Exactly as it appears, restate the whole listing.

====================

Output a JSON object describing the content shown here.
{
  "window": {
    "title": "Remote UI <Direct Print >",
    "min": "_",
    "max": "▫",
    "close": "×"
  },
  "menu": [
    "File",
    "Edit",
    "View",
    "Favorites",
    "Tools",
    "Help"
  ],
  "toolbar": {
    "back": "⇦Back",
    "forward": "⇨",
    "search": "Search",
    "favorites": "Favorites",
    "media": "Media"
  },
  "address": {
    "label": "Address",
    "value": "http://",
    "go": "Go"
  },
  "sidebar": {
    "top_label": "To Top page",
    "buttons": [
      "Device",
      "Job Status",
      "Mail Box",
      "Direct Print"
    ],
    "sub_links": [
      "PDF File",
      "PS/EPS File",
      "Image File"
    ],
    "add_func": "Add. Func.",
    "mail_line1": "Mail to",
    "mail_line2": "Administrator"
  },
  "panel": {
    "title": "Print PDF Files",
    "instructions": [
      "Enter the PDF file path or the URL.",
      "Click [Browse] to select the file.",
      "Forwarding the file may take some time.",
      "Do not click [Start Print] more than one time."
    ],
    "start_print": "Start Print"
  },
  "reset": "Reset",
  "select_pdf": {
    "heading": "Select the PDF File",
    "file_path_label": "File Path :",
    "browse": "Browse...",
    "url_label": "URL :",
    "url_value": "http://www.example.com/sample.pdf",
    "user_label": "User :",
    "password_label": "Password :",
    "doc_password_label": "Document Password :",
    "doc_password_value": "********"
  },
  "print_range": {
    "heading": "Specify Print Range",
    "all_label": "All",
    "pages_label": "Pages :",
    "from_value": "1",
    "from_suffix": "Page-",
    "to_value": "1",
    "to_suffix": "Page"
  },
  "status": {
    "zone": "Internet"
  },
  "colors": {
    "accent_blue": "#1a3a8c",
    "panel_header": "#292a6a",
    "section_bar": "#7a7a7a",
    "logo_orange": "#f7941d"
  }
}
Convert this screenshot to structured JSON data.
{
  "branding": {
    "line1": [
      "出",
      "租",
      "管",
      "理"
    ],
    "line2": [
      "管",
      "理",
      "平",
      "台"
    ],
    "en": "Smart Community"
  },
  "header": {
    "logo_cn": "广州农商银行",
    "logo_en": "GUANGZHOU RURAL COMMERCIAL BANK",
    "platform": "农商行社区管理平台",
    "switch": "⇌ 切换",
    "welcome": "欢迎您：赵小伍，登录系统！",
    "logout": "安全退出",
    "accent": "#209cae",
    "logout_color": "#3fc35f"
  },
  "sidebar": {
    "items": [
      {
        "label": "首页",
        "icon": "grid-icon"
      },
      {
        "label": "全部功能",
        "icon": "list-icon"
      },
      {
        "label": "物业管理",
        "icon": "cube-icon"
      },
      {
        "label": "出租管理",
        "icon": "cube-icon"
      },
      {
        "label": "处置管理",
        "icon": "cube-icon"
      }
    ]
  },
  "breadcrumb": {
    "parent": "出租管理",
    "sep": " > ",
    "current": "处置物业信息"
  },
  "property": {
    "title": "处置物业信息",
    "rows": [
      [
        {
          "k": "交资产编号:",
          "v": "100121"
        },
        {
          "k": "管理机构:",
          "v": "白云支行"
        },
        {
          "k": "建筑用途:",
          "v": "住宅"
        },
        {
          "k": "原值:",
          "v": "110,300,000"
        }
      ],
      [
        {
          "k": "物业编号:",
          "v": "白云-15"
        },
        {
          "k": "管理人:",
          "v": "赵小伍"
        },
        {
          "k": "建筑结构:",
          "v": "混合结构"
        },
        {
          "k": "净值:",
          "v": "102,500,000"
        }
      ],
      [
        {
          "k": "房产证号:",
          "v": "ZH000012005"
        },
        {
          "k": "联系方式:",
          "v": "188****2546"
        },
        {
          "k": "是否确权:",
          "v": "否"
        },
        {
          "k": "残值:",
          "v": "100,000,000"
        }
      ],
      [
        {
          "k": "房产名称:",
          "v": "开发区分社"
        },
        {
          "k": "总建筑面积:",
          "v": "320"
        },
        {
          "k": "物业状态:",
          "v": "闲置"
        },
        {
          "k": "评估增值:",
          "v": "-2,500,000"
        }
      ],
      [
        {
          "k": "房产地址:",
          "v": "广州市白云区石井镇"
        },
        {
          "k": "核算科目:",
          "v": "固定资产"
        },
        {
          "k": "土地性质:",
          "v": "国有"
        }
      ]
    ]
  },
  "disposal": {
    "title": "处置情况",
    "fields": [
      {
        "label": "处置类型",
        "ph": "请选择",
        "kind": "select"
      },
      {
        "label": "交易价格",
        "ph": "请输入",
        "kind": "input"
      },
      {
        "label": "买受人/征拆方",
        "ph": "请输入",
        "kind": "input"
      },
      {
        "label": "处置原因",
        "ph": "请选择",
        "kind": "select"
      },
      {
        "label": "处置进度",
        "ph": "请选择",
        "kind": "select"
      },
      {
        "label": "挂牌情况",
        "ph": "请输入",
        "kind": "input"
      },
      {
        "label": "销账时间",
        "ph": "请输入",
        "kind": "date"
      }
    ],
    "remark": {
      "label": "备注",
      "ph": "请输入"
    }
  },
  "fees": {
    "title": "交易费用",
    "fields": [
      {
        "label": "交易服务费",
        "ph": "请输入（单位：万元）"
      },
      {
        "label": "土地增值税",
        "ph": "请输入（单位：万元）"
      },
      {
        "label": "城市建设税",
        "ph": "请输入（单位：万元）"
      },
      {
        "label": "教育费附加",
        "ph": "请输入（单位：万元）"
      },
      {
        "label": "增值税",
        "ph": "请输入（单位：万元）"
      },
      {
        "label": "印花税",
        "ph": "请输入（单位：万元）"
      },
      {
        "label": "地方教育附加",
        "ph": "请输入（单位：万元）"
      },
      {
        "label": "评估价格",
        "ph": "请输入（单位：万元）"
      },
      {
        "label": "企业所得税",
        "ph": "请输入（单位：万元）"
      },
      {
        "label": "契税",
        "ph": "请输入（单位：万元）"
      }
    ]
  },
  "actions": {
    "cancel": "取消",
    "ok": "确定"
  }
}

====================

**ANSWER SECTION**.
Output a JSON object describing the content shown here.
{
  "window": {
    "title": "Remote UI <Direct Print >",
    "min": "_",
    "max": "▫",
    "close": "×"
  },
  "menu": [
    "File",
    "Edit",
    "View",
    "Favorites",
    "Tools",
    "Help"
  ],
  "toolbar": {
    "back": "⇦Back",
    "forward": "⇨",
    "search": "Search",
    "favorites": "Favorites",
    "media": "Media"
  },
  "address": {
    "label": "Address",
    "value": "http://",
    "go": "Go"
  },
  "sidebar": {
    "top_label": "To Top page",
    "buttons": [
      "Device",
      "Job Status",
      "Mail Box",
      "Direct Print"
    ],
    "sub_links": [
      "PDF File",
      "PS/EPS File",
      "Image File"
    ],
    "add_func": "Add. Func.",
    "mail_line1": "Mail to",
    "mail_line2": "Administrator"
  },
  "panel": {
    "title": "Print PDF Files",
    "instructions": [
      "Enter the PDF file path or the URL.",
      "Click [Browse] to select the file.",
      "Forwarding the file may take some time.",
      "Do not click [Start Print] more than one time."
    ],
    "start_print": "Start Print"
  },
  "reset": "Reset",
  "select_pdf": {
    "heading": "Select the PDF File",
    "file_path_label": "File Path :",
    "browse": "Browse...",
    "url_label": "URL :",
    "url_value": "http://www.example.com/sample.pdf",
    "user_label": "User :",
    "password_label": "Password :",
    "doc_password_label": "Document Password :",
    "doc_password_value": "********"
  },
  "print_range": {
    "heading": "Specify Print Range",
    "all_label": "All",
    "pages_label": "Pages :",
    "from_value": "1",
    "from_suffix": "Page-",
    "to_value": "1",
    "to_suffix": "Page"
  },
  "status": {
    "zone": "Internet"
  },
  "colors": {
    "accent_blue": "#1a3a8c",
    "panel_header": "#292a6a",
    "section_bar": "#7a7a7a",
    "logo_orange": "#f7941d"
  }
}
Convert this screenshot to structured JSON data.
{
  "branding": {
    "line1": [
      "出",
      "租",
      "管",
      "理"
    ],
    "line2": [
      "管",
      "理",
      "平",
      "台"
    ],
    "en": "Smart Community"
  },
  "header": {
    "logo_cn": "广州农商银行",
    "logo_en": "GUANGZHOU RURAL COMMERCIAL BANK",
    "platform": "农商行社区管理平台",
    "switch": "⇌ 切换",
    "welcome": "欢迎您：赵小伍，登录系统！",
    "logout": "安全退出",
    "accent": "#209cae",
    "logout_color": "#3fc35f"
  },
  "sidebar": {
    "items": [
      {
        "label": "首页",
        "icon": "grid-icon"
      },
      {
        "label": "全部功能",
        "icon": "list-icon"
      },
      {
        "label": "物业管理",
        "icon": "cube-icon"
      },
      {
        "label": "出租管理",
        "icon": "cube-icon"
      },
      {
        "label": "处置管理",
        "icon": "cube-icon"
      }
    ]
  },
  "breadcrumb": {
    "parent": "出租管理",
    "sep": " > ",
    "current": "处置物业信息"
  },
  "property": {
    "title": "处置物业信息",
    "rows": [
      [
        {
          "k": "交资产编号:",
          "v": "100121"
        },
        {
          "k": "管理机构:",
          "v": "白云支行"
        },
        {
          "k": "建筑用途:",
          "v": "住宅"
        },
        {
          "k": "原值:",
          "v": "110,300,000"
        }
      ],
      [
        {
          "k": "物业编号:",
          "v": "白云-15"
        },
        {
          "k": "管理人:",
          "v": "赵小伍"
        },
        {
          "k": "建筑结构:",
          "v": "混合结构"
        },
        {
          "k": "净值:",
          "v": "102,500,000"
        }
      ],
      [
        {
          "k": "房产证号:",
          "v": "ZH000012005"
        },
        {
          "k": "联系方式:",
          "v": "188****2546"
        },
        {
          "k": "是否确权:",
          "v": "否"
        },
        {
          "k": "残值:",
          "v": "100,000,000"
        }
      ],
      [
        {
          "k": "房产名称:",
          "v": "开发区分社"
        },
        {
          "k": "总建筑面积:",
          "v": "320"
        },
        {
          "k": "物业状态:",
          "v": "闲置"
        },
        {
          "k": "评估增值:",
          "v": "-2,500,000"
        }
      ],
      [
        {
          "k": "房产地址:",
          "v": "广州市白云区石井镇"
        },
        {
          "k": "核算科目:",
          "v": "固定资产"
        },
        {
          "k": "土地性质:",
          "v": "国有"
        }
      ]
    ]
  },
  "disposal": {
    "title": "处置情况",
    "fields": [
      {
        "label": "处置类型",
        "ph": "请选择",
        "kind": "select"
      },
      {
        "label": "交易价格",
        "ph": "请输入",
        "kind": "input"
      },
      {
        "label": "买受人/征拆方",
        "ph": "请输入",
        "kind": "input"
      },
      {
        "label": "处置原因",
        "ph": "请选择",
        "kind": "select"
      },
      {
        "label": "处置进度",
        "ph": "请选择",
        "kind": "select"
      },
      {
        "label": "挂牌情况",
        "ph": "请输入",
        "kind": "input"
      },
      {
        "label": "销账时间",
        "ph": "请输入",
        "kind": "date"
      }
    ],
    "remark": {
      "label": "备注",
      "ph": "请输入"
    }
  },
  "fees": {
    "title": "交易费用",
    "fields": [
      {
        "label": "交易服务费",
        "ph": "请输入（单位：万元）"
      },
      {
        "label": "土地增值税",
        "ph": "请输入（单位：万元）"
      },
      {
        "label": "城市建设税",
        "ph": "请输入（单位：万元）"
      },
      {
        "label": "教育费附加",
        "ph": "请输入（单位：万元）"
      },
      {
        "label": "增值税",
        "ph": "请输入（单位：万元）"
      },
      {
        "label": "印花税",
        "ph": "请输入（单位：万元）"
      },
      {
        "label": "地方教育附加",
        "ph": "请输入（单位：万元）"
      },
      {
        "label": "评估价格",
        "ph": "请输入（单位：万元）"
      },
      {
        "label": "企业所得税",
        "ph": "请输入（单位：万元）"
      },
      {
        "label": "契税",
        "ph": "请输入（单位：万元）"
      }
    ]
  },
  "actions": {
    "cancel": "取消",
    "ok": "确定"
  }
}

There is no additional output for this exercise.